Global Health

Global Health

I think the most surprising thing about Carrie’s lecture was her feeling about it as a whole. She seemed to regret certain aspects of her research while in South Africa. She claimed that the way she handled herself while in Durban, South Africa led to her having less of an impact. She spent too much time interested in the bus system and other less important aspects of Durban, and didn’t notice that the building across the street from the school was extremely dangerous for kids. This lead to Carrie’s suggestions on limiting violence not being feasible for this specific town. This surprised me because I feel like I would have made the same mistake. When I travel, I tend to fall into more of a tourist than an actual observer of the culture. This has huge ramifications when one is actually doing research to help a community. It is so easy to get caught up in the less important aspects when one is in a place that is so different than what they are used to. To make a legitimate difference using research in a new culture, one has to put away their tourist side and get to the bottom of what they are trying to fix.

 

Another thing I think is very important when it comes to doing research abroad, is to know why you are doing it. Carrie talked about people that go to another country to set up a project that doesn’t help the community after they leave. These people will go to the country, take a picture with the native people there, post it on Instagram, then leave the country without making an impact. This is utterly unacceptable. Carrie went to Lima, Peru to help eradicate the spread of HIV. She went to Durban, South Africa to make the lives of children there safer. She knows exactly what she is doing every time she left the country, which is why she has such a successful impact. Find what you want to change in the world, then go out and do it. If you’re doing it to take pictures and put it on a resume, there is a chance you can do more harm than good.

 

The hardest part of doing research abroad seems to be figuring out the culture of wherever you are going to be. What would you all do to get a better understanding of the culture of where you are going? Who would you talk to? What research would you do prior to your arrival?

 

Semester in Review
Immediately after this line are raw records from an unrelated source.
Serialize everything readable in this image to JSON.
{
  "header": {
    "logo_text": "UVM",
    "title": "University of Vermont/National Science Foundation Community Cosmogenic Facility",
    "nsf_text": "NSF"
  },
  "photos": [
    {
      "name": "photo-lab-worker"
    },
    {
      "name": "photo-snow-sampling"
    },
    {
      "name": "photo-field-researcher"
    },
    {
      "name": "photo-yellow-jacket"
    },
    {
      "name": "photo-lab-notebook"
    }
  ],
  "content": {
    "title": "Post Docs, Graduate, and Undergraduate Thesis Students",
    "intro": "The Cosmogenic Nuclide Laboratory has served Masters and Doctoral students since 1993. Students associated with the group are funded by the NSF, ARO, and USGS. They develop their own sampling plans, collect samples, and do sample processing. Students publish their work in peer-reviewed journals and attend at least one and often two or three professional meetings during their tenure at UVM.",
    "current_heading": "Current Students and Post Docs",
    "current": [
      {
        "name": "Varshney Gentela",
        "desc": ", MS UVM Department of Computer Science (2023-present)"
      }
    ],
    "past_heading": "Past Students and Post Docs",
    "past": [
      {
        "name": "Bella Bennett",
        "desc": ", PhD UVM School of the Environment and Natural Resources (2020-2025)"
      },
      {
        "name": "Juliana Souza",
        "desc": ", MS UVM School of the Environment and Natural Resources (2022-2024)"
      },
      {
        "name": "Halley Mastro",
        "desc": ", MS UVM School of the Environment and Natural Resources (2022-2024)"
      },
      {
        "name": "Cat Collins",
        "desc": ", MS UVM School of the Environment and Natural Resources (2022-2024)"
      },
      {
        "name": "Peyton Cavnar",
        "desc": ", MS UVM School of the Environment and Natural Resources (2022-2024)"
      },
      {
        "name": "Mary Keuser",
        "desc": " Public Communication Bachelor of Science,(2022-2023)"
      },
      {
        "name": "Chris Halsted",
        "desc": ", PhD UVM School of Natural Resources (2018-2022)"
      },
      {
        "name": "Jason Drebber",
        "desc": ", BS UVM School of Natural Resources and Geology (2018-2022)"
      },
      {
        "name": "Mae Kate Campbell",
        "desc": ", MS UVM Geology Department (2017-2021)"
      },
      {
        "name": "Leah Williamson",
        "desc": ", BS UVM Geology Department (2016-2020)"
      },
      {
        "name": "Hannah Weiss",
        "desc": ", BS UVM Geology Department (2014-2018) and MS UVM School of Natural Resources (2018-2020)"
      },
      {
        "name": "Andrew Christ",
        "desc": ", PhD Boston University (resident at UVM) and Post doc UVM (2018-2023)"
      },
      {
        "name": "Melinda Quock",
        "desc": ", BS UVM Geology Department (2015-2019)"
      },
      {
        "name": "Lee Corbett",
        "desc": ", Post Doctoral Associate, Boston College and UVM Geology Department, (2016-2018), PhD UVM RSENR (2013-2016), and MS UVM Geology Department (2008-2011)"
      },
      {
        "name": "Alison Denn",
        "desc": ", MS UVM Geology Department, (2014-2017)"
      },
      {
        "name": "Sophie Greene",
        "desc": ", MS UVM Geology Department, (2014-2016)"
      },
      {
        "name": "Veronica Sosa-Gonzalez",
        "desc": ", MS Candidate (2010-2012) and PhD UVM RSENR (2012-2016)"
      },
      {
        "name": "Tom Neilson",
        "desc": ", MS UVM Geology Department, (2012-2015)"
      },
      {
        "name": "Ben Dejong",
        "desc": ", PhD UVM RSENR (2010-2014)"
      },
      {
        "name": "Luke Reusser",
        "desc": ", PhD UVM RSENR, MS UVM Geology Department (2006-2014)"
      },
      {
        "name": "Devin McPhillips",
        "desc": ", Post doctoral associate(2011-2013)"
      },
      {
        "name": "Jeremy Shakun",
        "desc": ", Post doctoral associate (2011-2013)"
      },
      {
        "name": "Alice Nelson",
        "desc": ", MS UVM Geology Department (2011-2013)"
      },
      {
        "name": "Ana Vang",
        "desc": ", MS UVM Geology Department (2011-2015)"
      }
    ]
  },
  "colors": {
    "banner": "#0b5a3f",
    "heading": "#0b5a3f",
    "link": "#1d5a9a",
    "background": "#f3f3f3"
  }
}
Semester in Review

College is harder than I thought. A lot harder. It’s also more fun than I thought it would be. The friendships I have made here are deeper than I thought would they would be. This semester has shown me so much more about what I value in life. In my letter to myself, I wrote that I wanted to grow both intellectually and personally. I without a doubt did. The one thing I am proud of the most is how much I have grown. I have found organizations that put me with some of the most spectacular people I have ever met. I am doing research that could make an actual difference in medicine. I have found professors that actually care about me and are trying to give me the future that I want. There is so much support here, it is incredible. My biggest fears for the next semester is my increased class load. I am taking three more credits next semester. The classes will also be much more difficult, but I think with the help of the people close to me I will be able to make it through. I also want to join different organizations, ones that are a little more creative and a little less about volunteering. I would love to write more than I do now, and give myself more time to relax without worrying about the future. All in all this semester has been so much more than I would have ever thought. I have loved every second of it.

Health Disparities in the LBGQT Community

Health Disparities in the LBGQT Community

The most surprising thing that I learned from this past lecture was how homosexuality was considered a disease that needed to be cured. Homosexuality is not something that simply started in the early 1900’s. Many of the early societies, such as the Greeks and Romans, fully embraced the entire spectrum of sexuality. I believe that one of the main reasons there was such a large stigma around being homosexual was the fact that it was considered a disease. Doctors take an oath to do no harm, but is it not harmful to tell someone their lifestyle is something that needs to be cured?

In my opinion, the main reasons there are health inequities in the LBGQT field is because of how current medical professionals treat them. Their are numerous cases of doctors mistreating these people whether it be misgendering them or blatantly refusing to treat them. These actions have dire consequences, in many cases these people end up dying or committing suicide. I believe that it is up to us as the next generation of medical professionals to reduce these disparities. What are your plans to help reduce health disparities in the LGBQT community in the future?